Emily Mellen 2:04

And as you mentioned, this project is part of your work with the Democratic Futures Project, which you lead, as part of the UVA Democracy Initiative. How did you become interested in issues of global democracy? 


Steve Parks 2:15

Well, my personal interest grew from the fact that I became friends with a Syrian refugee named Bassam Alahmad and together we created a human rights documentation project, called Syrians for Truth and Justice, which has offices in Istanbul and Paris. Out of that work, I became highly aware that the theory around politics, culture, and social movements that happens in the academy, while it maybe initially began rooted in the materiality of the moment, because of the nature of the university, it began to spin on its own axis and become less and less useful to advocates on the ground. So, the Democratic Futures Project is premised on the idea that if global democratic advocates and university scholars have consistent dialogue and sponsor research projects, we’ll begin to create the materials that'll be useful for the advocate in their particular moment, but also can be generalized out in a way that will be useful for other advocates at this current moment. So, in some ways it's a praxis-based project where theory is in endless dialogue with the current political moment, theorizing where the possibilities for change are, articulating that, and then working with advocates to make that possibility a reality. 


Emily Mellen 3:29

That makes so much sense and that seems like a really important area to be expanding. So, where does the CGII funding come in? How has it supported your project so far?


Steve Parks 3:38

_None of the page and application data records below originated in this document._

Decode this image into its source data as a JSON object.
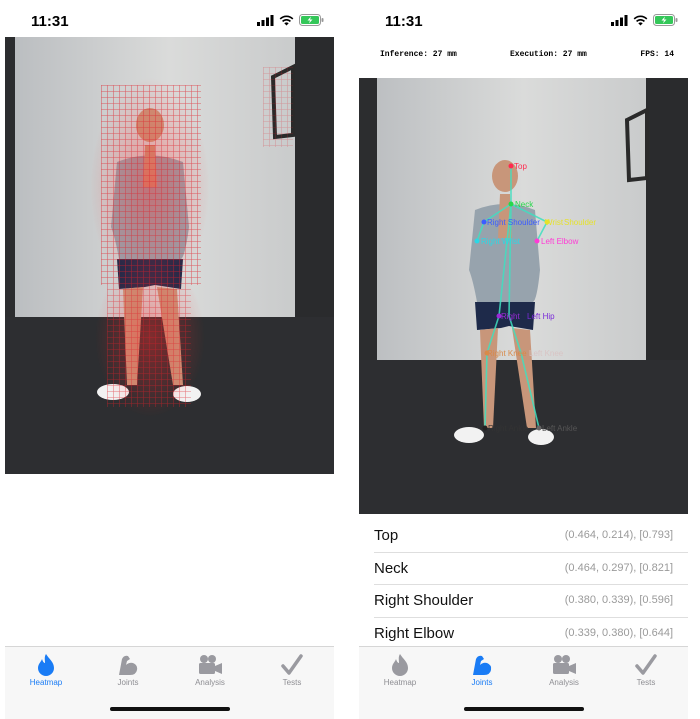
{
  "screens": [
    {
      "status": {
        "time": "11:31"
      },
      "tabs": [
        {
          "label": "Heatmap",
          "icon": "flame-icon",
          "active": true
        },
        {
          "label": "Joints",
          "icon": "flexed-arm-icon",
          "active": false
        },
        {
          "label": "Analysis",
          "icon": "video-camera-icon",
          "active": false
        },
        {
          "label": "Tests",
          "icon": "checkmark-icon",
          "active": false
        }
      ]
    },
    {
      "status": {
        "time": "11:31"
      },
      "metrics": {
        "inference": "Inference: 27 mm",
        "execution": "Execution: 27 mm",
        "fps": "FPS: 14"
      },
      "keypoint_labels": [
        "Top",
        "Neck",
        "Right Shoulder",
        "Wrist",
        "Shoulder",
        "Right Wrist",
        "Left Elbow",
        "Right",
        "Left Hip",
        "Right Knee",
        "Left Knee",
        "Right Ankle",
        "Left Ankle"
      ],
      "joints": [
        {
          "name": "Top",
          "value": "(0.464, 0.214), [0.793]"
        },
        {
          "name": "Neck",
          "value": "(0.464, 0.297), [0.821]"
        },
        {
          "name": "Right Shoulder",
          "value": "(0.380, 0.339), [0.596]"
        },
        {
          "name": "Right Elbow",
          "value": "(0.339, 0.380), [0.644]"
        }
      ],
      "tabs": [
        {
          "label": "Heatmap",
          "icon": "flame-icon",
          "active": false
        },
        {
          "label": "Joints",
          "icon": "flexed-arm-icon",
          "active": true
        },
        {
          "label": "Analysis",
          "icon": "video-camera-icon",
          "active": false
        },
        {
          "label": "Tests",
          "icon": "checkmark-icon",
          "active": false
        }
      ]
    }
  ],
  "colors": {
    "accent": "#1a7cf5",
    "heatmap": "#e0202a",
    "battery": "#34c759"
  }
}
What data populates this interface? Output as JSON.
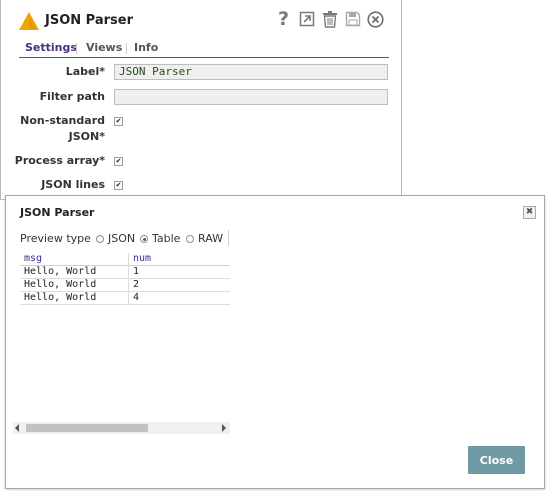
{
  "settings_dialog": {
    "title": "JSON Parser",
    "tabs": [
      {
        "label": "Settings",
        "active": true
      },
      {
        "label": "Views",
        "active": false
      },
      {
        "label": "Info",
        "active": false
      }
    ],
    "fields": {
      "label": {
        "label": "Label*",
        "value": "JSON Parser"
      },
      "filter_path": {
        "label": "Filter path",
        "value": ""
      },
      "non_standard_json": {
        "label_line1": "Non-standard",
        "label_line2": "JSON*",
        "checked": true
      },
      "process_array": {
        "label": "Process array*",
        "checked": true
      },
      "json_lines": {
        "label": "JSON lines",
        "checked": true
      }
    },
    "toolbar_icons": [
      "help-icon",
      "export-icon",
      "delete-icon",
      "save-icon",
      "close-circle-icon"
    ],
    "accent_color": "#4b2e7f",
    "snap_icon_color": "#f0a500"
  },
  "preview_dialog": {
    "title": "JSON Parser",
    "preview_type": {
      "label": "Preview type",
      "options": [
        {
          "label": "JSON",
          "checked": false
        },
        {
          "label": "Table",
          "checked": true
        },
        {
          "label": "RAW",
          "checked": false
        }
      ]
    },
    "table": {
      "columns": [
        "msg",
        "num"
      ],
      "rows": [
        [
          "Hello, World",
          "1"
        ],
        [
          "Hello, World",
          "2"
        ],
        [
          "Hello, World",
          "4"
        ]
      ]
    },
    "close_button_label": "Close",
    "close_button_color": "#6f9aa4"
  }
}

So, it's interesting because when I first arrived at the University of Virginia, about four years ago, I think the idea of global advocates and university academics speaking and working together was unusual. I had a very hard time explaining the value of this work both in terms of its value to the academy, but also its public value. CGII was really the first place that believed the argument and began to fund the project. In fact, one of the first people we worked with, Myo Yan Naung Thein, had just fled Myanmar in the face of a military coup and was essentially homeless and CGII stepped up with the grant which allowed us to provide him housing and allowed us to begin our initial work around uses of Facebook and disinformation and how we can create a campaign to combat that. CGII was pivotal because without them, none of this would have grown. And over the course of years, we now have projects in Bolivia, Estonia, Russia, the Philippines, and Zimbabwe where academics and advocates are working on the ground to figure out: How do we theorize this political moment? How do we get the tools and skills that allow these advocates to achieve success? So, it sounds a little hokey but without CGII, none of this none of this would have happened.


Emily Mellen 4:56

Well, that’s the ideal vision of a CGII grant, that you are able to build from it and go on. And you just alluded to this a little bit, but what are the next steps for this project? And for the Democratic Futures Project?


Steve Parks 5:09

Speaking broadly for the Democratic Futures Project, I think the idea is to deepen the current research in the countries I just mentioned, to really sort of get close to the idea: what are the skills that enable someone to succeed? But at the same time, what we're beginning to do is to publish and make what we're learning public. So, we've created a journal called Transformations, which is an international open access journal. Its first issue will be out in a couple weeks. We're beginning to develop a podcast, which will have advocates and academics talk back and forth, and make that very public. So, in a sense, I think the next stage of this project is once we have the research results: what are the formats, the genres, and the ways of speaking that will reach both the advocate and the academic? So, we're trying to create vehicles which bring these two worlds together through publication and audio formats like the podcast. 


Emily Mellen 6:06

That's so exciting. I look forward to hearing the future as we go on. Thank you so much for talking with me today. 


Steve Parks 6:11

Thanks very much for inviting me.